In a nutshell, incredibly freaking hard — but not impossible. We’ve asked sample library guru Dan Dean (dandeanpro.com) and L.A. composer Jimmy Hammer, who recently created his first library (harpordian.com), to share their wisdom, then distilled it into a top ten — make that top 11 — list, to help save your time, your money, and your marriage.
1. Buy, rent, beg, borrow, or steal the best mics and preamps you can.Look for mics with a low noise floor, and keep in mind that different mics work best on different instruments. You may need a ribbon for some sounds, a large diaphragm condenser for others, even a good dynamic mic for that vintage bass amp.
2. Get the best musicians available to play the sampling sessions. Mediocre performance equals mediocre sample. Dan routinely books players who command at least $100 an hour. Jimmy did a great job playing all 1,000 bass harmonica samples for Harpordian — while engineering! — but this brings us to . . .
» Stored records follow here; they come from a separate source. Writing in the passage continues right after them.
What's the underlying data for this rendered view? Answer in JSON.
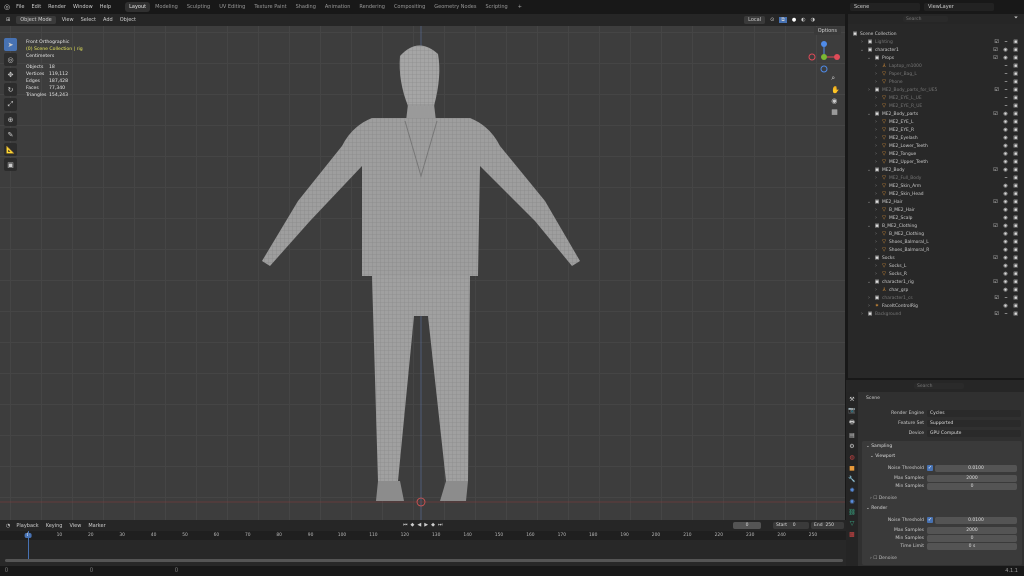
{
  "menu": [
    "File",
    "Edit",
    "Render",
    "Window",
    "Help"
  ],
  "workspaces": [
    "Layout",
    "Modeling",
    "Sculpting",
    "UV Editing",
    "Texture Paint",
    "Shading",
    "Animation",
    "Rendering",
    "Compositing",
    "Geometry Nodes",
    "Scripting"
  ],
  "active_workspace": "Layout",
  "scene": "Scene",
  "view_layer": "ViewLayer",
  "viewport": {
    "mode": "Object Mode",
    "menus": [
      "View",
      "Select",
      "Add",
      "Object"
    ],
    "transform_orientation": "Local",
    "options": "Options",
    "view_name": "Front Orthographic",
    "collection": "(0) Scene Collection | rig",
    "units": "Centimeters",
    "stats": [
      [
        "Objects",
        "18"
      ],
      [
        "Vertices",
        "119,112"
      ],
      [
        "Edges",
        "187,428"
      ],
      [
        "Faces",
        "77,340"
      ],
      [
        "Triangles",
        "154,243"
      ]
    ]
  },
  "outliner": {
    "search_placeholder": "Search",
    "rows": [
      {
        "label": "Scene Collection",
        "level": 0,
        "type": "collection"
      },
      {
        "label": "Lighting",
        "level": 1,
        "type": "collection",
        "dim": true
      },
      {
        "label": "character1",
        "level": 1,
        "type": "collection"
      },
      {
        "label": "Props",
        "level": 2,
        "type": "collection"
      },
      {
        "label": "Laptop_m1000",
        "level": 3,
        "type": "empty",
        "dim": true
      },
      {
        "label": "Paper_Bag_L",
        "level": 3,
        "type": "mesh",
        "dim": true
      },
      {
        "label": "Phone",
        "level": 3,
        "type": "mesh",
        "dim": true
      },
      {
        "label": "ME2_Body_parts_for_UE5",
        "level": 2,
        "type": "collection",
        "dim": true
      },
      {
        "label": "ME2_EYE_L_UE",
        "level": 3,
        "type": "mesh",
        "dim": true
      },
      {
        "label": "ME2_EYE_R_UE",
        "level": 3,
        "type": "mesh",
        "dim": true
      },
      {
        "label": "ME2_Body_parts",
        "level": 2,
        "type": "collection"
      },
      {
        "label": "ME2_EYE_L",
        "level": 3,
        "type": "mesh"
      },
      {
        "label": "ME2_EYE_R",
        "level": 3,
        "type": "mesh"
      },
      {
        "label": "ME2_Eyelash",
        "level": 3,
        "type": "mesh"
      },
      {
        "label": "ME2_Lower_Teeth",
        "level": 3,
        "type": "mesh"
      },
      {
        "label": "ME2_Tongue",
        "level": 3,
        "type": "mesh"
      },
      {
        "label": "ME2_Upper_Teeth",
        "level": 3,
        "type": "mesh"
      },
      {
        "label": "ME2_Body",
        "level": 2,
        "type": "collection"
      },
      {
        "label": "ME2_Full_Body",
        "level": 3,
        "type": "mesh",
        "dim": true
      },
      {
        "label": "ME2_Skin_Arm",
        "level": 3,
        "type": "mesh"
      },
      {
        "label": "ME2_Skin_Head",
        "level": 3,
        "type": "mesh"
      },
      {
        "label": "ME2_Hair",
        "level": 2,
        "type": "collection"
      },
      {
        "label": "B_ME2_Hair",
        "level": 3,
        "type": "mesh"
      },
      {
        "label": "ME2_Scalp",
        "level": 3,
        "type": "mesh"
      },
      {
        "label": "B_ME2_Clothing",
        "level": 2,
        "type": "collection"
      },
      {
        "label": "B_ME2_Clothing",
        "level": 3,
        "type": "mesh"
      },
      {
        "label": "Shoes_Balmoral_L",
        "level": 3,
        "type": "mesh"
      },
      {
        "label": "Shoes_Balmoral_R",
        "level": 3,
        "type": "mesh"
      },
      {
        "label": "Socks",
        "level": 2,
        "type": "collection"
      },
      {
        "label": "Socks_L",
        "level": 3,
        "type": "mesh"
      },
      {
        "label": "Socks_R",
        "level": 3,
        "type": "mesh"
      },
      {
        "label": "character1_rig",
        "level": 2,
        "type": "collection"
      },
      {
        "label": "char_grp",
        "level": 3,
        "type": "empty"
      },
      {
        "label": "character1_cs",
        "level": 2,
        "type": "collection",
        "dim": true
      },
      {
        "label": "FaceItControlRig",
        "level": 2,
        "type": "armature"
      },
      {
        "label": "Background",
        "level": 1,
        "type": "collection",
        "dim": true
      }
    ]
  },
  "properties": {
    "search_placeholder": "Search",
    "context": "Scene",
    "render_engine": {
      "label": "Render Engine",
      "value": "Cycles"
    },
    "feature_set": {
      "label": "Feature Set",
      "value": "Supported"
    },
    "device": {
      "label": "Device",
      "value": "GPU Compute"
    },
    "sampling": "Sampling",
    "viewport": {
      "title": "Viewport",
      "noise_threshold_label": "Noise Threshold",
      "noise_threshold": "0.0100",
      "max_samples_label": "Max Samples",
      "max_samples": "2000",
      "min_samples_label": "Min Samples",
      "min_samples": "0",
      "denoise": "Denoise"
    },
    "render": {
      "title": "Render",
      "noise_threshold_label": "Noise Threshold",
      "noise_threshold": "0.0100",
      "max_samples_label": "Max Samples",
      "max_samples": "2000",
      "min_samples_label": "Min Samples",
      "min_samples": "0",
      "time_limit_label": "Time Limit",
      "time_limit": "0 s",
      "denoise": "Denoise"
    }
  },
  "timeline": {
    "menus": [
      "Playback",
      "Keying",
      "View",
      "Marker"
    ],
    "current_frame": "0",
    "start_label": "Start",
    "start": "0",
    "end_label": "End",
    "end": "250",
    "ticks": [
      0,
      10,
      20,
      30,
      40,
      50,
      60,
      70,
      80,
      90,
      100,
      110,
      120,
      130,
      140,
      150,
      160,
      170,
      180,
      190,
      200,
      210,
      220,
      230,
      240,
      250
    ]
  },
  "version": "4.1.1"
}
3. Record somewhere soundproofed, or soundproof where you record.Sounds you never hear in the course of everyday events (Did you know there was a fan in your Tivo box?) are even more ruinous to sampling than to recording bands. If you’re not working in a commercial studio, separate yourself from your computer. And your children. And the world.
4. Research copy protection.Dan’s stuff is popular in India and China, but he’s never actually sold a disc in either country. You don’t want to invest time and money so some kid can buy your library for ten euros. Jimmy Hammer paid $15 per disc to bundle Harpordian with Native Instruments Kontakt Player — which provided a turnkey solution, as all NI instruments handle authorization via the NI Service Center app.
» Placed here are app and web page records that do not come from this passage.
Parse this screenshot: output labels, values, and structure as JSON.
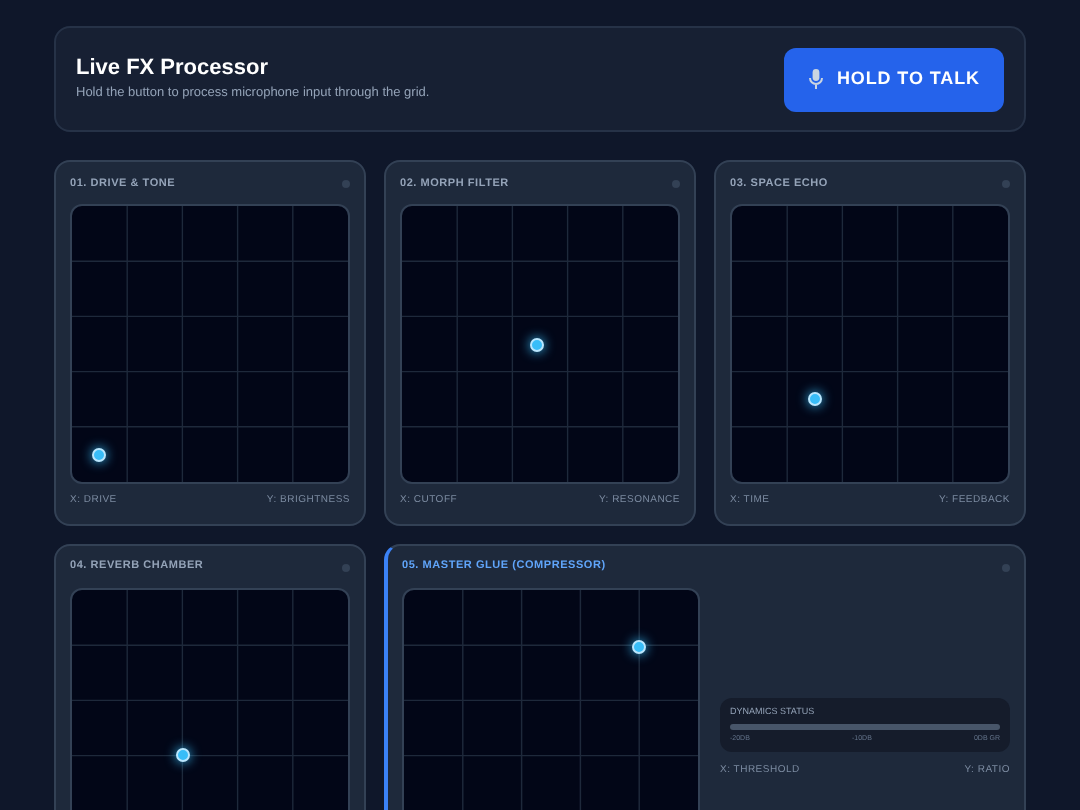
{
  "header": {
    "title": "Live FX Processor",
    "subtitle": "Hold the button to process microphone input through the grid.",
    "button": "HOLD TO TALK"
  },
  "modules": [
    {
      "title": "01. DRIVE & TONE",
      "selected": false,
      "pad": {
        "x": {
          "level": 0.1
        },
        "y": {
          "level": 0.1
        }
      },
      "x_label": "X: DRIVE",
      "y_label": "Y: BRIGHTNESS"
    },
    {
      "title": "02. MORPH FILTER",
      "selected": false,
      "pad": {
        "x": {
          "level": 0.49
        },
        "y": {
          "level": 0.5
        }
      },
      "x_label": "X: CUTOFF",
      "y_label": "Y: RESONANCE"
    },
    {
      "title": "03. SPACE ECHO",
      "selected": false,
      "pad": {
        "x": {
          "level": 0.3
        },
        "y": {
          "level": 0.3
        }
      },
      "x_label": "X: TIME",
      "y_label": "Y: FEEDBACK"
    },
    {
      "title": "04. REVERB CHAMBER",
      "selected": false,
      "pad": {
        "x": {
          "level": 0.4
        },
        "y": {
          "level": 0.4
        }
      }
    },
    {
      "title": "05. MASTER GLUE (COMPRESSOR)",
      "selected": true,
      "pad": {
        "x": {
          "level": 0.8
        },
        "y": {
          "level": 0.79
        }
      },
      "x_label": "X: THRESHOLD",
      "y_label": "Y: RATIO",
      "status": {
        "title": "DYNAMICS STATUS",
        "ticks": [
          "-20DB",
          "-10DB",
          "0DB GR"
        ]
      }
    }
  ]
}
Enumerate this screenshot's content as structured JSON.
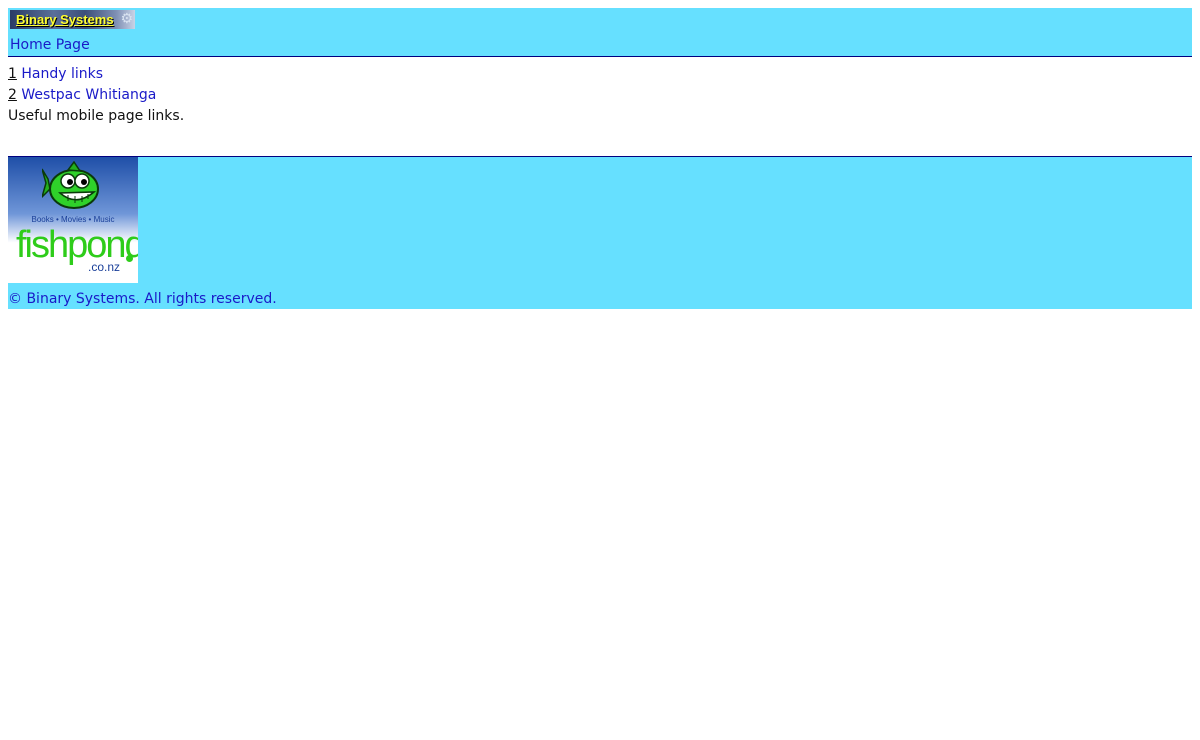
{
  "header": {
    "banner_text": "Binary Systems",
    "home_link": "Home Page"
  },
  "links": [
    {
      "number": "1",
      "label": "Handy links"
    },
    {
      "number": "2",
      "label": "Westpac Whitianga"
    }
  ],
  "description": "Useful mobile page links.",
  "footer": {
    "ad": {
      "tagline": "Books • Movies • Music",
      "brand": "fishpond",
      "domain": ".co.nz"
    },
    "copyright": "© Binary Systems. All rights reserved."
  },
  "colors": {
    "band": "#66e0ff",
    "link": "#1a1ac8",
    "banner_text": "#ffff33",
    "brand_green": "#2ecc1a"
  }
}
5. Become obsessive-compulsive.In advance, create a consistent file naming system to handle your thousands of samples. Names should capture all the important attributes to ease OS-level searching for samples, but err on the side of simplicity: A name like “Zfff41lp119d67Y” is useless when you’re exhausted and overwhelmed. Better something like “Loud.C2.Take3.May12.” Write down everything.
6. Make sure your computer can handle enormous files.Your library will be many times larger than any song you’ve ever recorded. You don’t want to spend ten minutes opening your session and 30 seconds every time you save, so make sure you have the horsepower to handle giant projects: a separate audio drive from a reliable maker such as Glyph, for starters. Also, break the project down into manageable sections.
7. Defeat ear fatigue.Otherwise, it will defeat you. Whether recording or editing, when everything begins to sound the same, knock off for a while. Shake out your wrists a lot, too, because repetitive motion injuries are real.
8. Vividly imagine your final product.How will you handle articulations: Key switches? Mod wheel? Velocity? Study existing sample libraries so you can record yours in a way that’ll make it easy to learn and play.
9. Don’t “fix it in the mix.”If you know a performance is a little long or short or pitchy and you want to handle it later with editing and EQ — don’t. Hit Record and get it right.
10. Back up like crazy.Jimmy saved to external and internal hard drives every day. Towards completion of the project, he made DVDs every week. Dan used an Exabyte 8mm tape drive and multiple hard drives in a WeibeTech enclosure
11. Do market research before you record one note.People buy the fantasy of the library, so make sure your project is desirable. Mock up a cover, an ad, and a press release. Then, read them, have others read them, and solicit brutal honesty about whether the concept is compelling.
Perhaps that last tip should have been first, but I didn’t want to rain on your parade. Besides, someday I might be calling you for tech support.